[[ DATA FOR THE TASK, beginning ]]

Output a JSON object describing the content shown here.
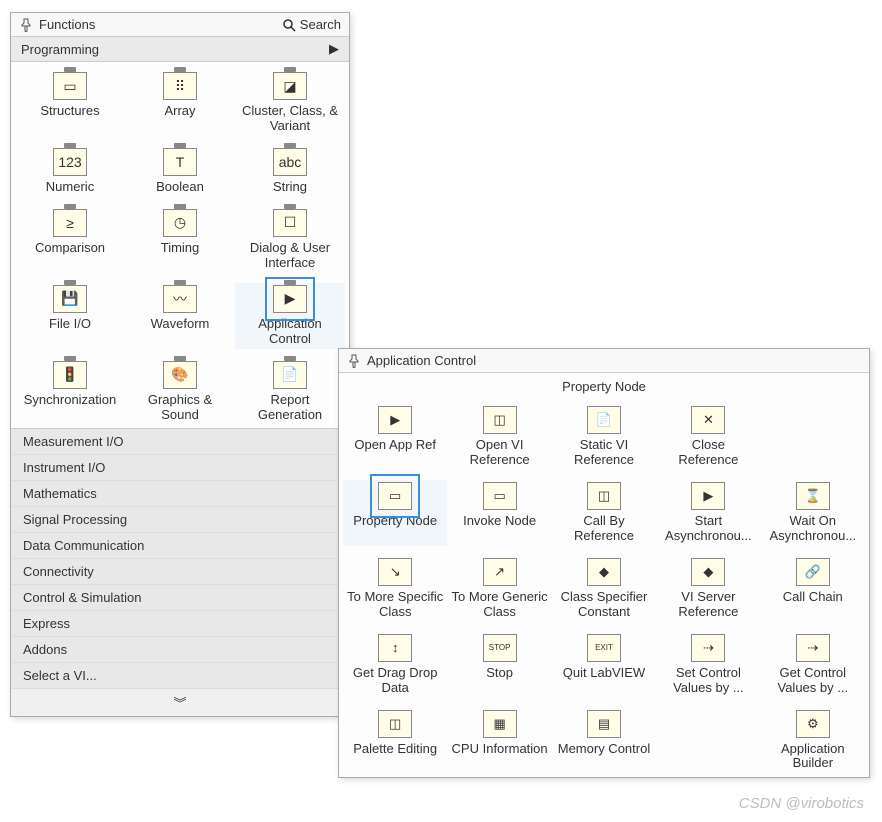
{
  "main": {
    "title": "Functions",
    "search_label": "Search",
    "category": "Programming",
    "items": [
      {
        "label": "Structures",
        "glyph": "▭"
      },
      {
        "label": "Array",
        "glyph": "⠿"
      },
      {
        "label": "Cluster, Class, & Variant",
        "glyph": "◪"
      },
      {
        "label": "Numeric",
        "glyph": "123"
      },
      {
        "label": "Boolean",
        "glyph": "T"
      },
      {
        "label": "String",
        "glyph": "abc"
      },
      {
        "label": "Comparison",
        "glyph": "≥"
      },
      {
        "label": "Timing",
        "glyph": "◷"
      },
      {
        "label": "Dialog & User Interface",
        "glyph": "☐"
      },
      {
        "label": "File I/O",
        "glyph": "💾"
      },
      {
        "label": "Waveform",
        "glyph": "〰"
      },
      {
        "label": "Application Control",
        "glyph": "▶",
        "selected": true
      },
      {
        "label": "Synchronization",
        "glyph": "🚦"
      },
      {
        "label": "Graphics & Sound",
        "glyph": "🎨"
      },
      {
        "label": "Report Generation",
        "glyph": "📄"
      }
    ],
    "other_categories": [
      "Measurement I/O",
      "Instrument I/O",
      "Mathematics",
      "Signal Processing",
      "Data Communication",
      "Connectivity",
      "Control & Simulation",
      "Express",
      "Addons",
      "Select a VI..."
    ]
  },
  "sub": {
    "title": "Application Control",
    "heading": "Property Node",
    "items": [
      {
        "label": "Open App Ref",
        "glyph": "▶"
      },
      {
        "label": "Open VI Reference",
        "glyph": "◫"
      },
      {
        "label": "Static VI Reference",
        "glyph": "📄"
      },
      {
        "label": "Close Reference",
        "glyph": "✕"
      },
      {
        "label": "",
        "glyph": ""
      },
      {
        "label": "Property Node",
        "glyph": "▭",
        "selected": true
      },
      {
        "label": "Invoke Node",
        "glyph": "▭"
      },
      {
        "label": "Call By Reference",
        "glyph": "◫"
      },
      {
        "label": "Start Asynchronou...",
        "glyph": "▶"
      },
      {
        "label": "Wait On Asynchronou...",
        "glyph": "⌛"
      },
      {
        "label": "To More Specific Class",
        "glyph": "↘"
      },
      {
        "label": "To More Generic Class",
        "glyph": "↗"
      },
      {
        "label": "Class Specifier Constant",
        "glyph": "◆"
      },
      {
        "label": "VI Server Reference",
        "glyph": "◆"
      },
      {
        "label": "Call Chain",
        "glyph": "🔗"
      },
      {
        "label": "Get Drag Drop Data",
        "glyph": "↕"
      },
      {
        "label": "Stop",
        "glyph": "STOP"
      },
      {
        "label": "Quit LabVIEW",
        "glyph": "EXIT"
      },
      {
        "label": "Set Control Values by ...",
        "glyph": "⇢"
      },
      {
        "label": "Get Control Values by ...",
        "glyph": "⇢"
      },
      {
        "label": "Palette Editing",
        "glyph": "◫"
      },
      {
        "label": "CPU Information",
        "glyph": "▦"
      },
      {
        "label": "Memory Control",
        "glyph": "▤"
      },
      {
        "label": "",
        "glyph": ""
      },
      {
        "label": "Application Builder",
        "glyph": "⚙"
      }
    ]
  },
  "watermark": "CSDN @virobotics"
}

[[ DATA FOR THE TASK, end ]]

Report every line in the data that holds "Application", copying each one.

▶ **TASK RESPONSE**:
        "label": "Application Control",
    "title": "Application Control",
        "label": "Application Builder",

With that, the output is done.